A huge week for Copenhagen, Denmark and the Nordics with both TechCrunch Nordic and Mini Seedcamp coming to town.
Startupbootcamp was well represented at both events and I brought back a couple of observations.
The first observation is that there’s a wealth of talented people in this region.
As is often the case, the pitches were of uneven quality (if someone can figure out how to get paid to help entrepreneurs make great pitches there’s a lot of business out there) but there are some brilliant entrepreneurs in the making; I enjoyed Uninel‘s pitch at TechCrunch Nordic, and Mihai Gheza of Nugames gave by far the most animated and entertaining pitch of the day at Mini Seedcamp Copenhagen. Other interesting startups included Swedish Hypezoo which monitors new products, Danish ClaimMy.biz which will help local business manage the geolocation jungle, and French Mailforgood which enables donations to NGO’s via email.
Startupbootcamp mentors were also prominent at both events (among others: Ari Wegter delivered a keynote and both Nikolaj Nyholm and Peter Engelbrecht were panelists TC Nordic; and Thomas Madsen-Mygdal was a mentor at Mini Seecamp). All in all, a testament to the caliber of our mentors.

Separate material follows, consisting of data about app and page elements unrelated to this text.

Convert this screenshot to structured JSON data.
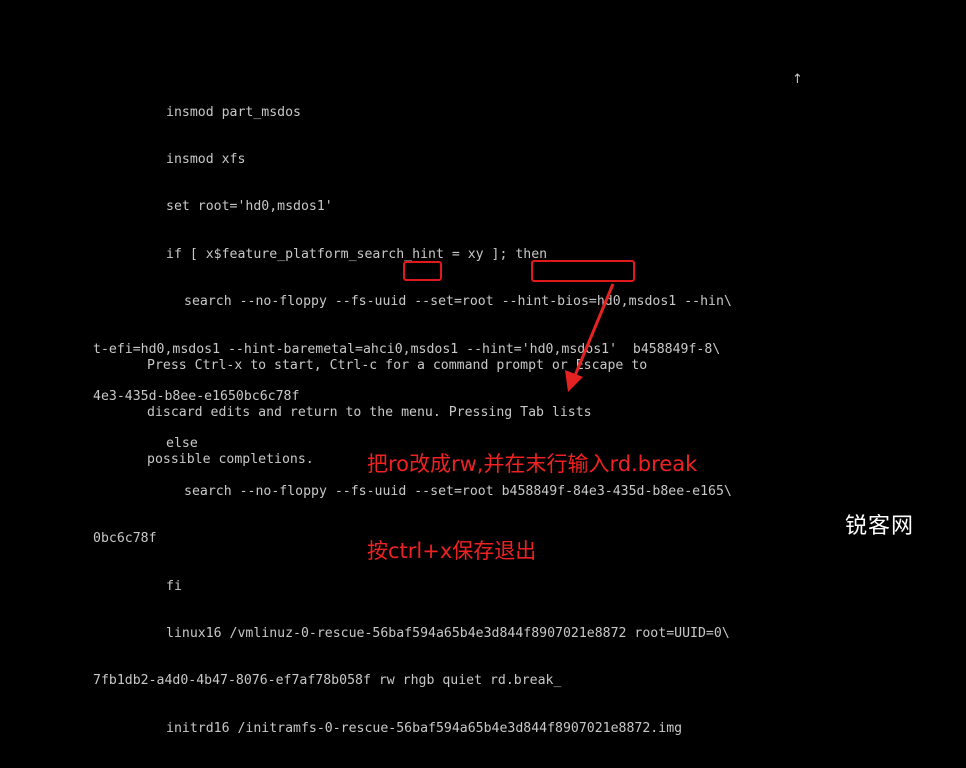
{
  "grub_editor": {
    "lines": [
      "insmod part_msdos",
      "insmod xfs",
      "set root='hd0,msdos1'",
      "if [ x$feature_platform_search_hint = xy ]; then",
      "search --no-floppy --fs-uuid --set=root --hint-bios=hd0,msdos1 --hin\\",
      "t-efi=hd0,msdos1 --hint-baremetal=ahci0,msdos1 --hint='hd0,msdos1'  b458849f-8\\",
      "4e3-435d-b8ee-e1650bc6c78f",
      "else",
      "search --no-floppy --fs-uuid --set=root b458849f-84e3-435d-b8ee-e165\\",
      "0bc6c78f",
      "fi",
      "linux16 /vmlinuz-0-rescue-56baf594a65b4e3d844f8907021e8872 root=UUID=0\\",
      "7fb1db2-a4d0-4b47-8076-ef7af78b058f rw rhgb quiet rd.break_",
      "initrd16 /initramfs-0-rescue-56baf594a65b4e3d844f8907021e8872.img"
    ],
    "scroll_indicator": "↑"
  },
  "help_text": [
    "Press Ctrl-x to start, Ctrl-c for a command prompt or Escape to",
    "discard edits and return to the menu. Pressing Tab lists",
    "possible completions."
  ],
  "annotation": {
    "line1": "把ro改成rw,并在末行输入rd.break",
    "line2": "按ctrl+x保存退出",
    "color": "#ee2222"
  },
  "highlights": {
    "rw_label": "rw",
    "rd_break_label": "rd.break_",
    "color": "#e0191c"
  },
  "watermark": {
    "text": "锐客网"
  }
}
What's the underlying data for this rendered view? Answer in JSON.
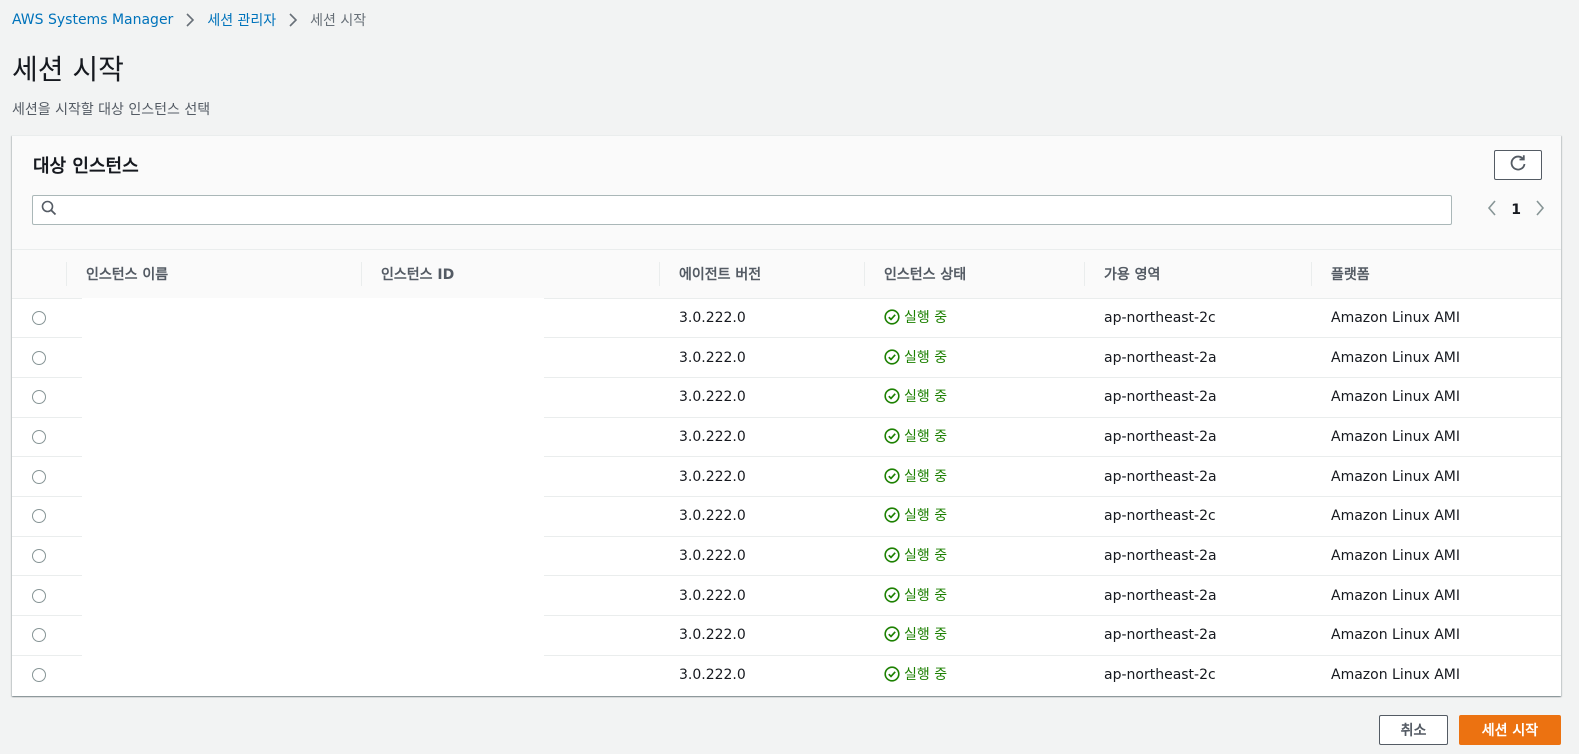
{
  "breadcrumb": {
    "items": [
      "AWS Systems Manager",
      "세션 관리자"
    ],
    "current": "세션 시작"
  },
  "page": {
    "title": "세션 시작",
    "description": "세션을 시작할 대상 인스턴스 선택"
  },
  "panel": {
    "title": "대상 인스턴스",
    "search_placeholder": "",
    "page_number": "1"
  },
  "table": {
    "columns": [
      "인스턴스 이름",
      "인스턴스 ID",
      "에이전트 버전",
      "인스턴스 상태",
      "가용 영역",
      "플랫폼"
    ],
    "rows": [
      {
        "name": "",
        "id": "",
        "agent_version": "3.0.222.0",
        "status": "실행 중",
        "az": "ap-northeast-2c",
        "platform": "Amazon Linux AMI"
      },
      {
        "name": "",
        "id": "",
        "agent_version": "3.0.222.0",
        "status": "실행 중",
        "az": "ap-northeast-2a",
        "platform": "Amazon Linux AMI"
      },
      {
        "name": "",
        "id": "",
        "agent_version": "3.0.222.0",
        "status": "실행 중",
        "az": "ap-northeast-2a",
        "platform": "Amazon Linux AMI"
      },
      {
        "name": "",
        "id": "",
        "agent_version": "3.0.222.0",
        "status": "실행 중",
        "az": "ap-northeast-2a",
        "platform": "Amazon Linux AMI"
      },
      {
        "name": "",
        "id": "",
        "agent_version": "3.0.222.0",
        "status": "실행 중",
        "az": "ap-northeast-2a",
        "platform": "Amazon Linux AMI"
      },
      {
        "name": "",
        "id": "",
        "agent_version": "3.0.222.0",
        "status": "실행 중",
        "az": "ap-northeast-2c",
        "platform": "Amazon Linux AMI"
      },
      {
        "name": "",
        "id": "",
        "agent_version": "3.0.222.0",
        "status": "실행 중",
        "az": "ap-northeast-2a",
        "platform": "Amazon Linux AMI"
      },
      {
        "name": "",
        "id": "",
        "agent_version": "3.0.222.0",
        "status": "실행 중",
        "az": "ap-northeast-2a",
        "platform": "Amazon Linux AMI"
      },
      {
        "name": "",
        "id": "",
        "agent_version": "3.0.222.0",
        "status": "실행 중",
        "az": "ap-northeast-2a",
        "platform": "Amazon Linux AMI"
      },
      {
        "name": "",
        "id": "",
        "agent_version": "3.0.222.0",
        "status": "실행 중",
        "az": "ap-northeast-2c",
        "platform": "Amazon Linux AMI"
      }
    ]
  },
  "footer": {
    "cancel_label": "취소",
    "start_label": "세션 시작"
  },
  "colors": {
    "link": "#0073bb",
    "status_running": "#1d8102",
    "primary": "#ec7211"
  },
  "icons": {
    "refresh": "refresh-icon",
    "search": "search-icon",
    "status": "check-circle-icon",
    "breadcrumb_separator": "chevron-right-icon"
  }
}
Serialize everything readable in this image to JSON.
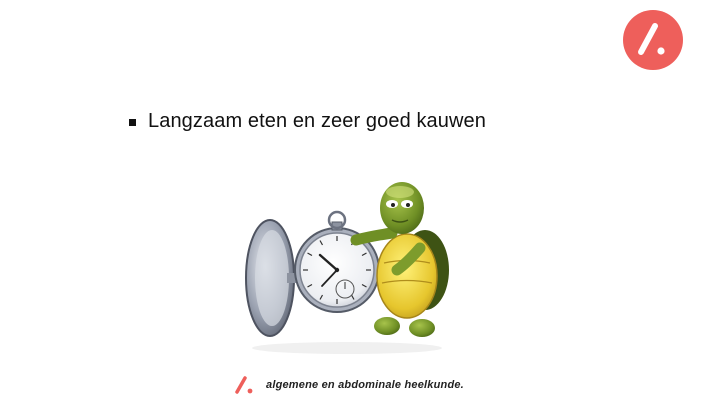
{
  "slide": {
    "bullet_text": "Langzaam eten en zeer goed kauwen"
  },
  "footer": {
    "org_text": "algemene en abdominale heelkunde."
  },
  "brand": {
    "accent_color": "#EE5F5B",
    "logo_icon": "slash-dot-logo-icon"
  },
  "illustration": {
    "icon": "turtle-with-pocket-watch-icon"
  }
}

The European ‘Silicon Valley inferiority complex’
The second observation is that the endless discussion about Europe not having a Silicon Valley equivalent drags on. “Do we have the talent? Do we have the investment dry powder? Do we have the market” and on and on. My answer, to paraphrase another Startupbootcamp Mentor, Michael Jackson of Mangrove Partners: “Who cares? Get on with it!” It’s like not going to university because you didn’t get into Harvard or not going out to a restaurant because you couldn’t get a table at Noma.
The way we’re going to win – assuming this is even a battle – is not by obsessing about replicating something which cannot be replicated. It’s by embracing what makes us different. We’ve got a fragmented, multi-lingual market? We know how to conquer international markets from the get-go! The talent isn’t concentrated in one place? We know how to attract and (remotely) manage international talent! Our angels aren’t as active? We’re better at boostrapping!
Having Mike Butcher of TechCrunch come to Copenhagen and agree that Something is Cooking in the Copenhagen Startup Kitchen puts us and the Nordic region on the map. It attracts talent and inspires first-time entrepreneurs to jump off the fence.
As David Cohen @davidcohen mentioned in a tweet, if you google “best startup town” you get Boulder, Colorado – a town in the west with 100,000 residents who are a mix of hippies, artists and college students which is neither particularly close to an airport nor cheap to live in. Why are they on the map? Because David, Brad Feld and others and launched TechStars and a bunch of other initiatives and got on with it.
So apply to Startupbootcamp and get on with it! ;D